"Before I was a drag queen, I was chairman of a youth pride center," she says. "I was a social activist in college and in high school — I’ve always been very involved in socioeconomics and politics and that type of thing with my art in general."
She says when she started drag, she felt the culture discouraged her from referencing politics while performing in any way. "So there was a long time that I didn’t do anything political with drag," she says. "Until it just kind of bubbled up and I couldn’t take it. In the last two years I just became more and more outspoken … and I’ve had a lot of things to address, more so frequently, and I’m excited for where it’s gonna go in my drag. I am worried for where it’s gonna go in my country."
The Vixen is known for a drag show she established in her hometown of Chicago called "Black Girl Magic," an all-black drag queen show in which crowds join the performers to "celebrate black femininity and queerness," per Chicago Pride. She also spoke briefly about the details of her political performance with her fellow queens on Season 10, highlighting a bit that she does in which she carries a crucifix covered in racial slurs on stage and proceeds to beat it in front of the audience until it's in pieces. “Sometimes, I just like to throw it in white people’s faces, like ‘You know what you did,’” she said on the show.
She says she doesn't plan on doing away with "Black Girl Magic" or anything like it any time soon. "I think once I got started and finally broke out of my shell with speaking up, it was addictive," The Vixen says. "It’s very validating, it makes me feel like my drag is worth-while, it’s not just me being vein or pretty for the sake of ego.

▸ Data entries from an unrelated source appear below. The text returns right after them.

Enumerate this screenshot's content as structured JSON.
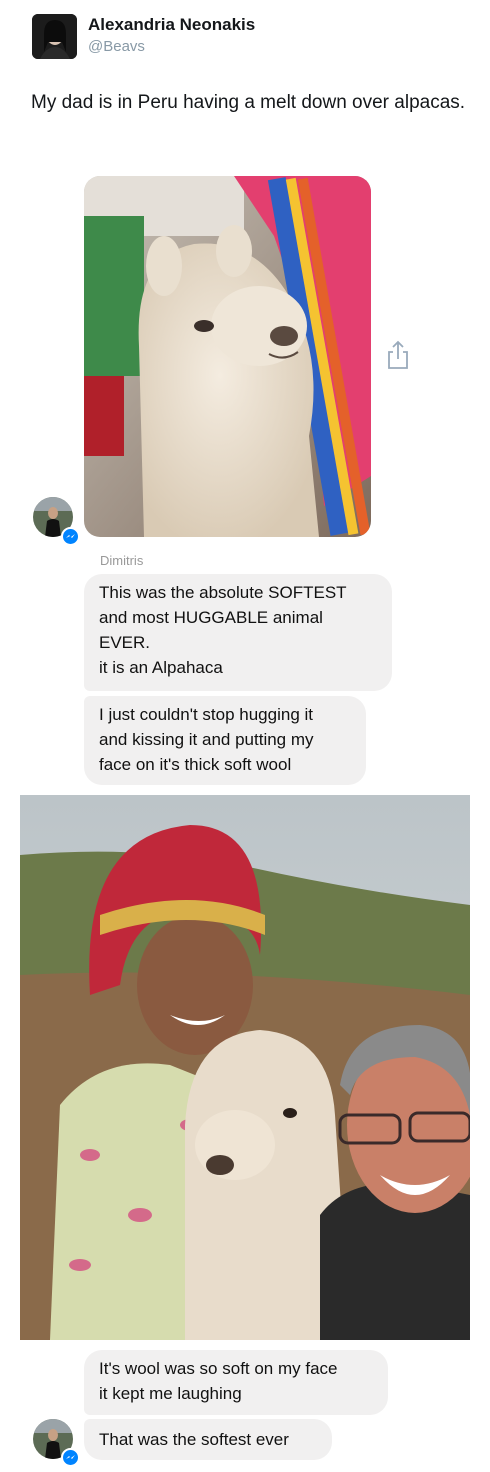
{
  "tweet": {
    "author_name": "Alexandria Neonakis",
    "author_handle": "@Beavs",
    "text": "My dad is in Peru having a melt down over alpacas."
  },
  "conversation": {
    "sender_name": "Dimitris",
    "bubble1_lines": [
      "This was the absolute SOFTEST",
      "and most HUGGABLE animal",
      "EVER.",
      "it is an Alpahaca"
    ],
    "bubble2_lines": [
      "I just couldn't stop hugging it",
      "and kissing it and putting my",
      "face on it's thick soft wool"
    ],
    "bubble3_lines": [
      "It's wool was so soft on my face",
      "it kept me laughing"
    ],
    "bubble4_lines": [
      "That was the softest ever"
    ]
  },
  "colors": {
    "bubble_bg": "#f1f0f0",
    "messenger_blue": "#0084ff",
    "handle_gray": "#8899a6"
  },
  "icons": [
    "messenger-badge-icon",
    "share-icon"
  ]
}
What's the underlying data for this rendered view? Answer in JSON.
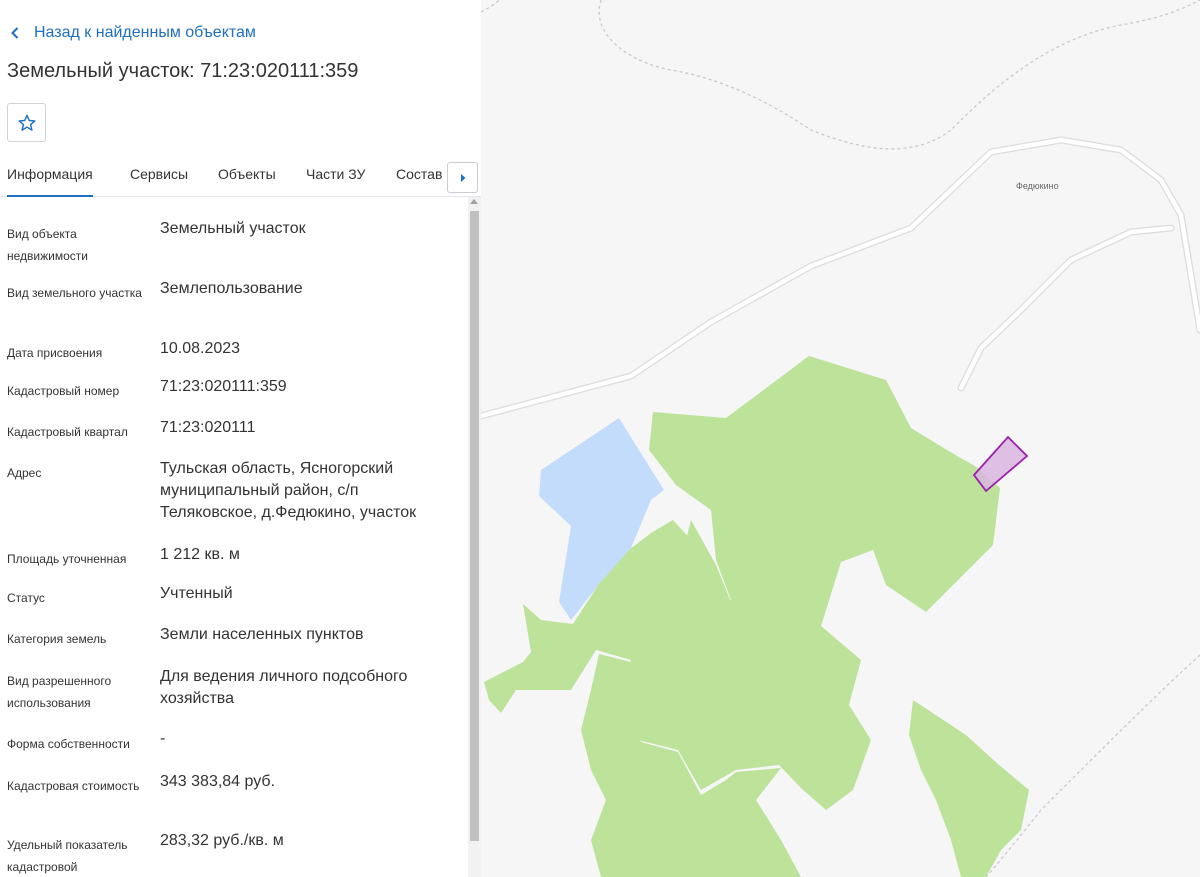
{
  "back_link": "Назад к найденным объектам",
  "title": "Земельный участок: 71:23:020111:359",
  "tabs": [
    "Информация",
    "Сервисы",
    "Объекты",
    "Части ЗУ",
    "Состав"
  ],
  "fields": [
    {
      "label": "Вид объекта недвижимости",
      "value": "Земельный участок"
    },
    {
      "label": "Вид земельного участка",
      "value": "Землепользование"
    },
    {
      "label": "Дата присвоения",
      "value": "10.08.2023"
    },
    {
      "label": "Кадастровый номер",
      "value": "71:23:020111:359"
    },
    {
      "label": "Кадастровый квартал",
      "value": "71:23:020111"
    },
    {
      "label": "Адрес",
      "value": "Тульская область, Ясногорский муниципальный район, с/п Теляковское, д.Федюкино, участок"
    },
    {
      "label": "Площадь уточненная",
      "value": "1 212 кв. м"
    },
    {
      "label": "Статус",
      "value": "Учтенный"
    },
    {
      "label": "Категория земель",
      "value": "Земли населенных пунктов"
    },
    {
      "label": "Вид разрешенного использования",
      "value": "Для ведения личного подсобного хозяйства"
    },
    {
      "label": "Форма собственности",
      "value": "-"
    },
    {
      "label": "Кадастровая стоимость",
      "value": "343 383,84 руб."
    },
    {
      "label": "Удельный показатель кадастровой",
      "value": "283,32 руб./кв. м"
    }
  ],
  "map": {
    "place_label": "Федюкино",
    "colors": {
      "forest": "#bde29a",
      "water": "#c3dcfb",
      "road_casing": "#dcdcdc",
      "road_fill": "#ffffff",
      "boundary": "#c9c9cc",
      "parcel_stroke": "#9b1fa8",
      "parcel_fill": "#d9b6e2"
    }
  },
  "colors": {
    "accent": "#1f6fc2",
    "text": "#333333"
  }
}
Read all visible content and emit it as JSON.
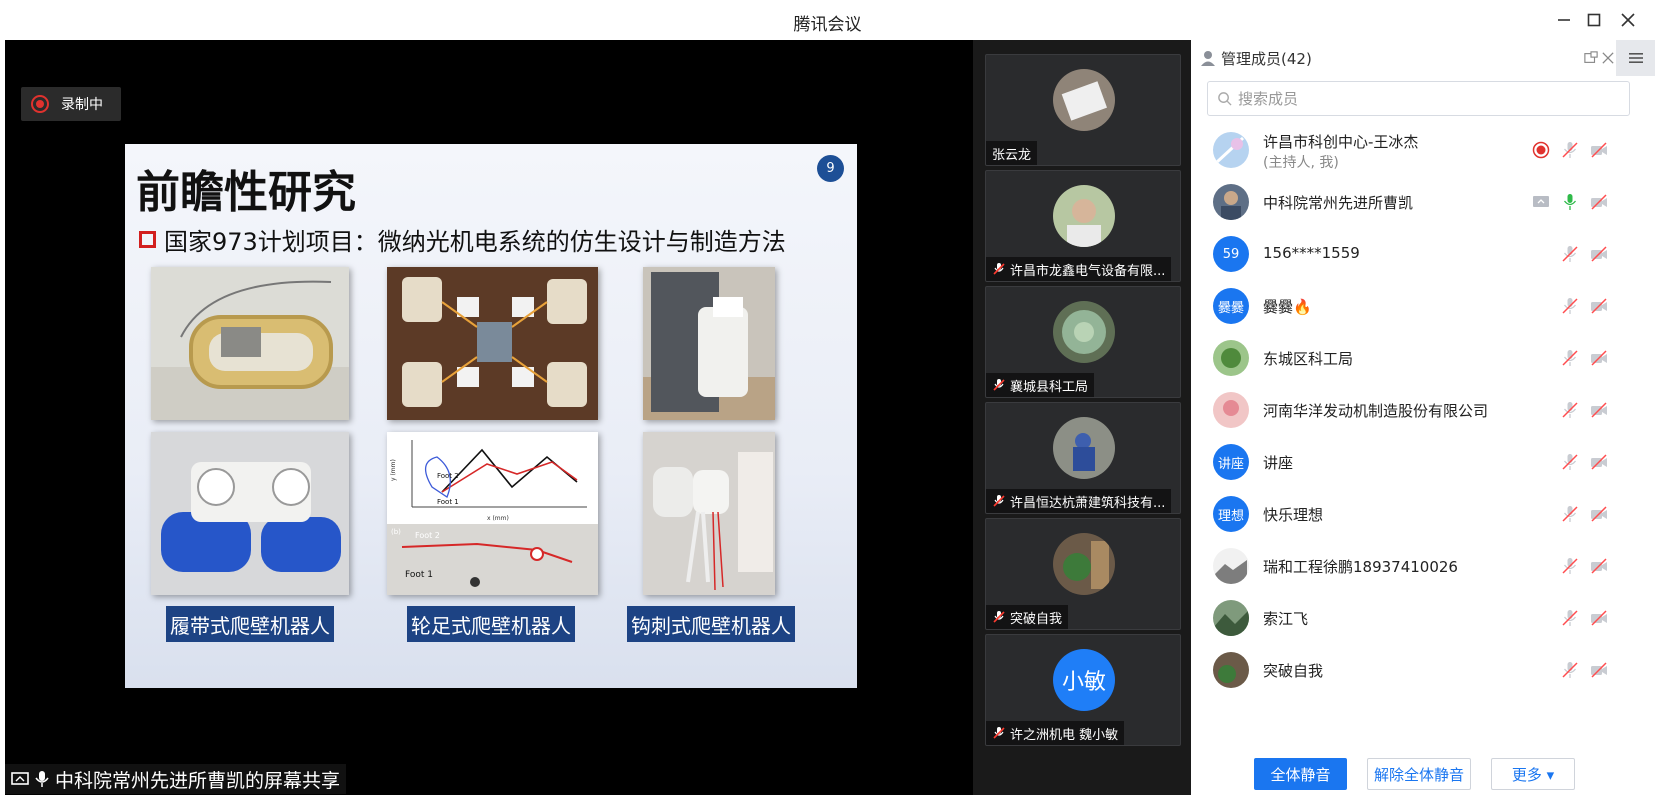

It made my drag feel like something that I could be proud of for the rest of my life, and so I’m gonna stick to it."
She doesn't plan on leaving Chicago in the foreseeable future, either. "I’ve traveled a lot so far this year and I haven’t found a city better than Chicago, she says. "It’s the best place for drag because our scene is so welcoming and there are so many opportunities ... there’s room for everyone. There’s room to grow. It’s a progressive city where people listen and changes are made. So it is definitely home for me forever."
She may have been known as the bear to refrain from poking on Season 10, but The Vixen says that despite the drama captured on the show, she and her fellow Season 10 queens are friends 'til the end. "We all are going through the most unique experience in the world," she says. "Drag Race is at its peak in visibility right now. We’ve never been so viewed, and seen and talked about. So we really have to stick together through this."
As far as what's in store for her future, The Vixen has big plans, and they don't involve staying quiet. "There will be more protest art coming," she says. "I’m gonna keep ruffling feathers … RuPaul let me out of the workroom, but I’m in the world again, and it is going down."
And for that, condragulations are still in order. Girl, bring. it. on.